=== INPUT MATERIAL ===
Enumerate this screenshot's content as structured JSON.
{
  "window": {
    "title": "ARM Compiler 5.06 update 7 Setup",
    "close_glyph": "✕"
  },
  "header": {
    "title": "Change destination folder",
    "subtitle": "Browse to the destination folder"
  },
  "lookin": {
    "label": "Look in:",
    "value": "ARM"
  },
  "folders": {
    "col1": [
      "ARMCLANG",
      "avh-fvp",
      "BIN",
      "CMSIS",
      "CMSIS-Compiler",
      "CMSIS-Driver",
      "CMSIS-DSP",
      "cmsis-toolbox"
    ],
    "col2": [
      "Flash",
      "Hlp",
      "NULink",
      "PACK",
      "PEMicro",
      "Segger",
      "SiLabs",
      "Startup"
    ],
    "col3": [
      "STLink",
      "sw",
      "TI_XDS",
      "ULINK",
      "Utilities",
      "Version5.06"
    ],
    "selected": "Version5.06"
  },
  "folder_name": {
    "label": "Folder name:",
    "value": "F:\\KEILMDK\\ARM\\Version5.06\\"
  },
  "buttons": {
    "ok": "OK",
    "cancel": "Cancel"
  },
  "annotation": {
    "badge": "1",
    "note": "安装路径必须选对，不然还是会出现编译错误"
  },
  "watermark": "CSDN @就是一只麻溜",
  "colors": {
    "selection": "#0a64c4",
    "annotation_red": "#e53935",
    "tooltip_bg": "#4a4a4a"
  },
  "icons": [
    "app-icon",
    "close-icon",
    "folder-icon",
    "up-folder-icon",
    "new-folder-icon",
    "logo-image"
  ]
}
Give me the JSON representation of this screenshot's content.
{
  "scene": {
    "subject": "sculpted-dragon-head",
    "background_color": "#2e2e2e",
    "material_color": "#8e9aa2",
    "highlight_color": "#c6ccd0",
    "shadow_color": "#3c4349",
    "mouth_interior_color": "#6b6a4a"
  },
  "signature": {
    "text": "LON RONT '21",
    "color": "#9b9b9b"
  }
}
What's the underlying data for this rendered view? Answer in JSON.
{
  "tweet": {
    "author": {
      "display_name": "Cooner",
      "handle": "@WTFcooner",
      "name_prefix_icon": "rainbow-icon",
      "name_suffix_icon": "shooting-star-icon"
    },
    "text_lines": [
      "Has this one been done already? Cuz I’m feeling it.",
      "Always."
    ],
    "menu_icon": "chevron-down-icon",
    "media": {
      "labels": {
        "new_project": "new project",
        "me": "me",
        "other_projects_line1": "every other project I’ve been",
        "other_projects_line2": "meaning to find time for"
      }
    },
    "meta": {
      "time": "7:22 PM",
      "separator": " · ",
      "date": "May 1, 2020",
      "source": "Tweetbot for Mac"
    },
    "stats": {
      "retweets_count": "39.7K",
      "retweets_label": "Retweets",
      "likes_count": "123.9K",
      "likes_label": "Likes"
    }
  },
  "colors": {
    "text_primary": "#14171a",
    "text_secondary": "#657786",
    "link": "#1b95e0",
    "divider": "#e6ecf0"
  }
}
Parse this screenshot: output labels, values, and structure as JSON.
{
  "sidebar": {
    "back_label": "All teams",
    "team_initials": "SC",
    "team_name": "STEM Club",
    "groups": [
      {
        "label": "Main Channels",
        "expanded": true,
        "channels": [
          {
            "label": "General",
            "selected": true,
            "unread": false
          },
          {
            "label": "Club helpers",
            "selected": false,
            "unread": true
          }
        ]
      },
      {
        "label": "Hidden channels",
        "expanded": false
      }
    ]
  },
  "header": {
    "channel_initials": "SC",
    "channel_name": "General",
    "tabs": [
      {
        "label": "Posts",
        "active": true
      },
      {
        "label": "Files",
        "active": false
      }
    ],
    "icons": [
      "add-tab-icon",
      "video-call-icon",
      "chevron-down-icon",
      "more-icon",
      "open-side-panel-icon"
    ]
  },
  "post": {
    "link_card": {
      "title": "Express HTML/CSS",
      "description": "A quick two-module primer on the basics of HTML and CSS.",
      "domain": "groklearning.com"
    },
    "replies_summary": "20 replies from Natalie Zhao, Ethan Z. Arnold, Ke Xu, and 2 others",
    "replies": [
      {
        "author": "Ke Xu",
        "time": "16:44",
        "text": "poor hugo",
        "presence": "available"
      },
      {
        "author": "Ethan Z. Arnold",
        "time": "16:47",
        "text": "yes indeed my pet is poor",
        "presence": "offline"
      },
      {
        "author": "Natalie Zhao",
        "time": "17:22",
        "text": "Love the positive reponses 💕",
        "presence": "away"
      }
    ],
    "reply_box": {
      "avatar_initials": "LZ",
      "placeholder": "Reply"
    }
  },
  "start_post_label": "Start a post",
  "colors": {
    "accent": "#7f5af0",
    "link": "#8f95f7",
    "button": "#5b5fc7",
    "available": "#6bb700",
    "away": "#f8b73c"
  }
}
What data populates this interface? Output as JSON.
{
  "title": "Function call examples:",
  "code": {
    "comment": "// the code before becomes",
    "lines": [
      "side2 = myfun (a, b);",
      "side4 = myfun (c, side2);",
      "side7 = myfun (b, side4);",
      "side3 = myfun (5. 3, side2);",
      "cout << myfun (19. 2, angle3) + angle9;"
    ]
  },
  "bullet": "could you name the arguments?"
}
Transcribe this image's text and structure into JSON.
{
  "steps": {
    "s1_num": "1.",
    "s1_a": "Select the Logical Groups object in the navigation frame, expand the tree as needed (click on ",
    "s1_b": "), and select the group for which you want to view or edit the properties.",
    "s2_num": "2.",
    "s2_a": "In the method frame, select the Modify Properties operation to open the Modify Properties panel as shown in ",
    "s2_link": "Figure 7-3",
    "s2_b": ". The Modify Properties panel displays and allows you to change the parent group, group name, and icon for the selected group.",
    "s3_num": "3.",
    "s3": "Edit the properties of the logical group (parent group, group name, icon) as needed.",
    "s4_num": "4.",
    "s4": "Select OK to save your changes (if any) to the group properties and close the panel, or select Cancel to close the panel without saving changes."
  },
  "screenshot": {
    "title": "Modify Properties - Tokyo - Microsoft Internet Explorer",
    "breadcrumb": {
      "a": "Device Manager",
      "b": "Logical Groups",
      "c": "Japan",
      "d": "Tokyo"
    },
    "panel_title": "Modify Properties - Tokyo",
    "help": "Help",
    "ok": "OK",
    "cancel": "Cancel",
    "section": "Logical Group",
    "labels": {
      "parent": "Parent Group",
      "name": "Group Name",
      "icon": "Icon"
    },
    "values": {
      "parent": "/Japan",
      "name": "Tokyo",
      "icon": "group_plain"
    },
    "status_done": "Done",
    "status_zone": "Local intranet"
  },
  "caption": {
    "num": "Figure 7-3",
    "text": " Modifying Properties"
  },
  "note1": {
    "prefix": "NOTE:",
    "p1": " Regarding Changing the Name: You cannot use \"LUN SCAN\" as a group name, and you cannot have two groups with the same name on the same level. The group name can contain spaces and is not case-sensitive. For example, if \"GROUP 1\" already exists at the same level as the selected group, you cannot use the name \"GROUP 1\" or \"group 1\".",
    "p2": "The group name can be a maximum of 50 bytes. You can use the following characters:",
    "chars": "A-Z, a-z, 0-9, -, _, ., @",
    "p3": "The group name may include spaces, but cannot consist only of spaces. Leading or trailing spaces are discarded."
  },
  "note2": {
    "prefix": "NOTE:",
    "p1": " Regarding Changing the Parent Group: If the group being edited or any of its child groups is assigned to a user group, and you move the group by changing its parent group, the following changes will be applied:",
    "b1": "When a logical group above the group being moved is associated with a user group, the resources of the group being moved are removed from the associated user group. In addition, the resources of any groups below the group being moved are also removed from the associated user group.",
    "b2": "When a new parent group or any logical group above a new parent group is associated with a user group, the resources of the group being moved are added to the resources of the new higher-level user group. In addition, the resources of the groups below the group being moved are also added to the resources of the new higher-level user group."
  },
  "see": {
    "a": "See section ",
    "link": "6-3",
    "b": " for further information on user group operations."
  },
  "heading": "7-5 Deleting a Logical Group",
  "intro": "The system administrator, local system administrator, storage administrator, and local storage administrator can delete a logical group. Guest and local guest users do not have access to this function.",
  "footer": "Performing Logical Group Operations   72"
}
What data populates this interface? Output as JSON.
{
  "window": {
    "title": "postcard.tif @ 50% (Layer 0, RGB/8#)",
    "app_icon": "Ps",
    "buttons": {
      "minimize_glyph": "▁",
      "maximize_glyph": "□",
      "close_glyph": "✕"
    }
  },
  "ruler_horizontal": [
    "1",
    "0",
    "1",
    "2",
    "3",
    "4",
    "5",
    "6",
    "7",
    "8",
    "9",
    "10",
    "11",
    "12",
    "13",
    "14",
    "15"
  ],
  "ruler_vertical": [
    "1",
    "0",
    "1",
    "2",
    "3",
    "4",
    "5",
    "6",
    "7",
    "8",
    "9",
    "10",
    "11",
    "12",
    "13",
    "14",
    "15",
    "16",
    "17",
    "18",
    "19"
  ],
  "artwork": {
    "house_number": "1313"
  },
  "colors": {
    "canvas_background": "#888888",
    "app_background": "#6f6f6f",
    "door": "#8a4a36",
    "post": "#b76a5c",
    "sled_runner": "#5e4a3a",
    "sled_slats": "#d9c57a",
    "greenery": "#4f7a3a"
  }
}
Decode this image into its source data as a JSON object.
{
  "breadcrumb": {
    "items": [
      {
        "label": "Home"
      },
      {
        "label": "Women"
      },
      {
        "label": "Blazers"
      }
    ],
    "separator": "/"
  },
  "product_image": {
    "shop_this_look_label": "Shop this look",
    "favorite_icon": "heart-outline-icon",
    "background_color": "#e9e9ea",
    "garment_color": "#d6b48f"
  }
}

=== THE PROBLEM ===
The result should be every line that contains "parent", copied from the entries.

=== SOLUTION TO THIS PROBLEM ===
    "s2_b": ". The Modify Properties panel displays and allows you to change the parent group, group name, and icon for the selected group.",
    "s3": "Edit the properties of the logical group (parent group, group name, icon) as needed.",
      "parent": "Parent Group",
      "parent": "/Japan",
    "p1": " Regarding Changing the Parent Group: If the group being edited or any of its child groups is assigned to a user group, and you move the group by changing its parent group, the following changes will be applied:",
    "b2": "When a new parent group or any logical group above a new parent group is associated with a user group, the resources of the group being moved are added to the resources of the new higher-level user group. In addition, the resources of the groups below the group being moved are also added to the resources of the new higher-level user group."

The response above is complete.